So, this week’s headline: incredibly busy week of work that unfortunately consumed my weekday evenings as well as my weekday days, but I spent the weekend attempting to fix the compiling-to-exe problem – although sadly without success. However, thanks to some great comments on the previous entry which I’ve since followed up with my own investigations, I’m reasonably confident the issue lies in x32 / x64 compatibility between the various things I’m using – my laptop, Python 2.7, py2exe, libtcod, etc. However, shifting them all to x64 (which my laptop is) OR shifting them all to x32 don’t seem to solve the problem – and indeed, to my frustration, one of these changes seems to have sent things backwards, with executables no longer compiling on my system, and despite restoring everything there are still new sets of issues.
If you are reading this and thinking “my god, how can someone who made this game struggle so much on the final hurdle?!” – this is the problem that comes from not having a computer science background. My undergraduate was in politics & sociology, my PhD in sociology; I’ve since worked in sociology, computer science, political science and now media & communications academic departments, but I haven’t a shred of actual training in computer science. I have been able to teach myself Python to a reasonably-high level to create a game like this, but that’s all contained within Python, as a closed system. As soon as we start dealing with different hardware specifications and file types and libraries my mind just goes to mush. And if you’re an experienced programmer and you read that thinking “but that stuff is trivial!” – that only proves my point. The lack of any formal education in computer science has – I think – allowed me to build a game that is very different in a number of interesting ways precisely because I’ve taught myself and learned and developed ideas in such a strange, haphazard way – but the downside of that same absence is that I am simply stumped when it comes to problems like these.

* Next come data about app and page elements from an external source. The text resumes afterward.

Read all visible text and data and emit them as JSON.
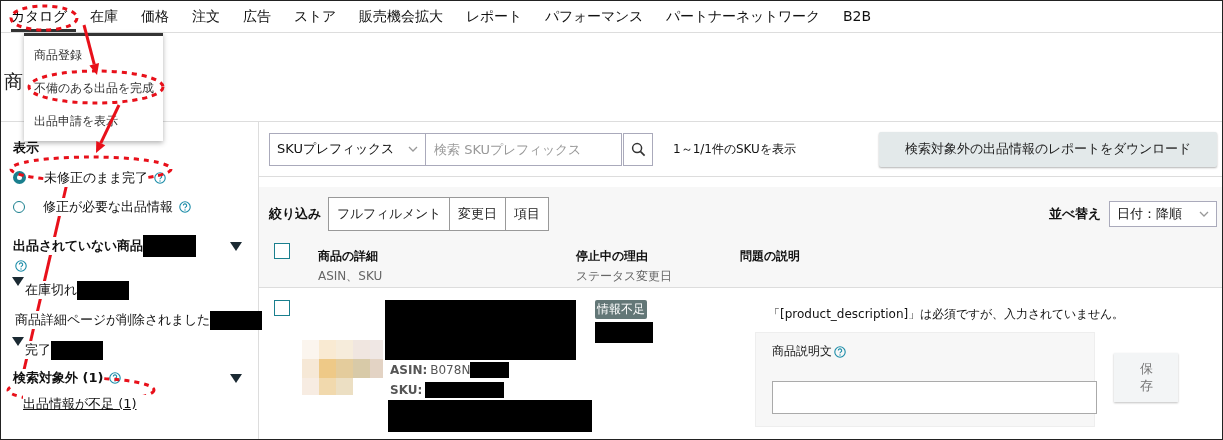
{
  "nav": {
    "items": [
      {
        "label": "カタログ",
        "selected": true
      },
      {
        "label": "在庫",
        "selected": false
      },
      {
        "label": "価格",
        "selected": false
      },
      {
        "label": "注文",
        "selected": false
      },
      {
        "label": "広告",
        "selected": false
      },
      {
        "label": "ストア",
        "selected": false
      },
      {
        "label": "販売機会拡大",
        "selected": false
      },
      {
        "label": "レポート",
        "selected": false
      },
      {
        "label": "パフォーマンス",
        "selected": false
      },
      {
        "label": "パートナーネットワーク",
        "selected": false
      },
      {
        "label": "B2B",
        "selected": false
      }
    ]
  },
  "menu": {
    "items": [
      "商品登録",
      "不備のある出品を完成",
      "出品申請を表示"
    ]
  },
  "page_title": "商",
  "sidebar": {
    "heading": "表示",
    "options": [
      {
        "label": "未修正のまま完了",
        "selected": true
      },
      {
        "label": "修正が必要な出品情報",
        "selected": false
      }
    ],
    "sections": [
      {
        "title": "出品されていない商品",
        "redacted": true,
        "items": [
          {
            "label": "在庫切れ",
            "caret": true,
            "redacted": true
          },
          {
            "label": "商品詳細ページが削除されました",
            "caret": false,
            "redacted": true
          },
          {
            "label": "完了",
            "caret": true,
            "redacted": true
          }
        ]
      },
      {
        "title": "検索対象外 (1)",
        "redacted": false,
        "links": [
          "出品情報が不足 (1)"
        ]
      }
    ]
  },
  "toolbar": {
    "search_scope": "SKUプレフィックス",
    "search_placeholder": "検索 SKUプレフィックス",
    "result_count": "1～1/1件のSKUを表示",
    "download_button": "検索対象外の出品情報のレポートをダウンロード"
  },
  "filter": {
    "label": "絞り込み",
    "buttons": [
      "フルフィルメント",
      "変更日",
      "項目"
    ]
  },
  "sort": {
    "label": "並べ替え",
    "value": "日付：降順"
  },
  "table": {
    "select_all": {
      "checked": false
    },
    "columns": [
      {
        "title": "商品の詳細",
        "subtitle": "ASIN、SKU"
      },
      {
        "title": "停止中の理由",
        "subtitle": "ステータス変更日"
      },
      {
        "title": "問題の説明"
      }
    ],
    "rows": [
      {
        "checked": false,
        "asin_label": "ASIN:",
        "asin": "B078N",
        "sku_label": "SKU:",
        "status": "情報不足",
        "issue": "「[product_description]」は必須ですが、入力されていません。",
        "field_label": "商品説明文",
        "save_button": "保存"
      }
    ]
  }
}
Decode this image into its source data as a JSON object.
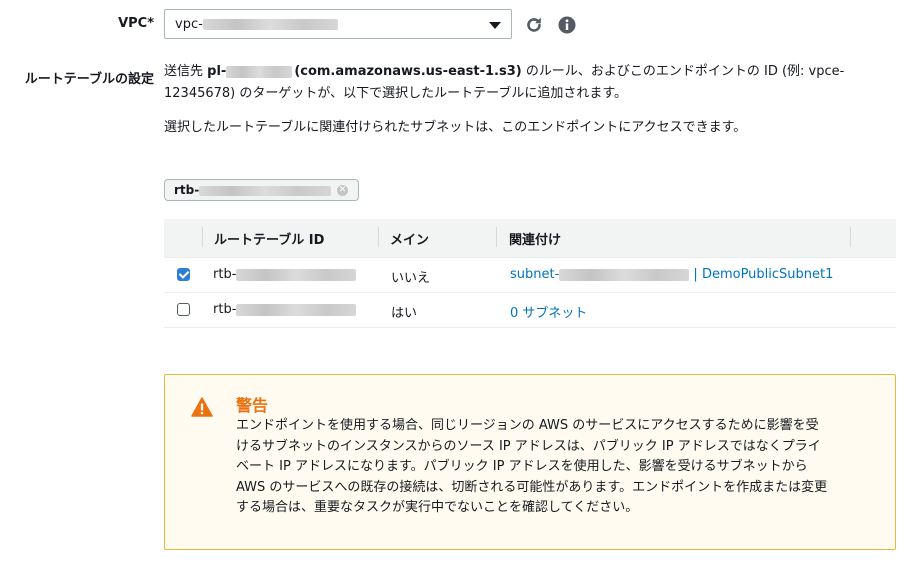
{
  "vpc": {
    "label": "VPC*",
    "select_value_prefix": "vpc-",
    "colors": {
      "border": "#aab7b8"
    }
  },
  "icons": {
    "refresh": "refresh-icon",
    "info": "info-icon",
    "warning": "warning-icon"
  },
  "route_tables": {
    "label": "ルートテーブルの設定",
    "desc_prefix": "送信先 ",
    "desc_pl": "pl-",
    "desc_service": "(com.amazonaws.us-east-1.s3)",
    "desc_rest": " のルール、およびこのエンドポイントの ID (例: vpce-12345678) のターゲットが、以下で選択したルートテーブルに追加されます。",
    "desc_line2": "選択したルートテーブルに関連付けられたサブネットは、このエンドポイントにアクセスできます。",
    "token_prefix": "rtb-",
    "table": {
      "headers": [
        "ルートテーブル ID",
        "メイン",
        "関連付け"
      ],
      "rows": [
        {
          "checked": true,
          "id_prefix": "rtb-",
          "main": "いいえ",
          "assoc_prefix": "subnet-",
          "assoc_suffix": " | DemoPublicSubnet1"
        },
        {
          "checked": false,
          "id_prefix": "rtb-",
          "main": "はい",
          "assoc_link": "0 サブネット"
        }
      ]
    }
  },
  "warning": {
    "title": "警告",
    "lines": [
      "エンドポイントを使用する場合、同じリージョンの AWS のサービスにアクセスするために影響を受",
      "けるサブネットのインスタンスからのソース IP アドレスは、パブリック IP アドレスではなくプライ",
      "ベート IP アドレスになります。パブリック IP アドレスを使用した、影響を受けるサブネットから",
      "AWS のサービスへの既存の接続は、切断される可能性があります。エンドポイントを作成または変更",
      "する場合は、重要なタスクが実行中でないことを確認してください。"
    ],
    "colors": {
      "title": "#ec7211",
      "border": "#e6b73e",
      "background": "#fffbf0"
    }
  },
  "colors": {
    "link": "#0073bb",
    "checkbox": "#2f7dd6"
  }
}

But the simple fact is that I am at the limit of my competence here, so I’ve done the only thing appropriate: I have now reached out to some people who Know Their Stuff about a thousand times more than I do, and I’m hopeful they’ll be able to resolve the situation. Thank you all so much for being patient – I’m doing everything I can to get this final issue fixed. I don’t think I am one of those people who “finds it hard to ask for help”, but I do always prefer to try to fix things myself. However, this weekend has made me acknowledge defeat on this front. Whatever changed in Windows 10 in the past year to result in people telling me 0.7 no longer works on it (it worked fine on Win 10 for the first three/four years!) is beyond my ability to figure it out, so it’s time to go to the experts. Let’s get URR 0.8 packaged and out there – and who knows, maybe I’ll even learn a little bit about Python in the process…! However, if this doesn’t work, it appears that the other Python -> executable libraries simply aren’t working these days with 2.7 and Win 10 because 2.7 is now no longer supported… so my backup plan is to upgrade URR to Python 3.
Either way: more as soon as possible.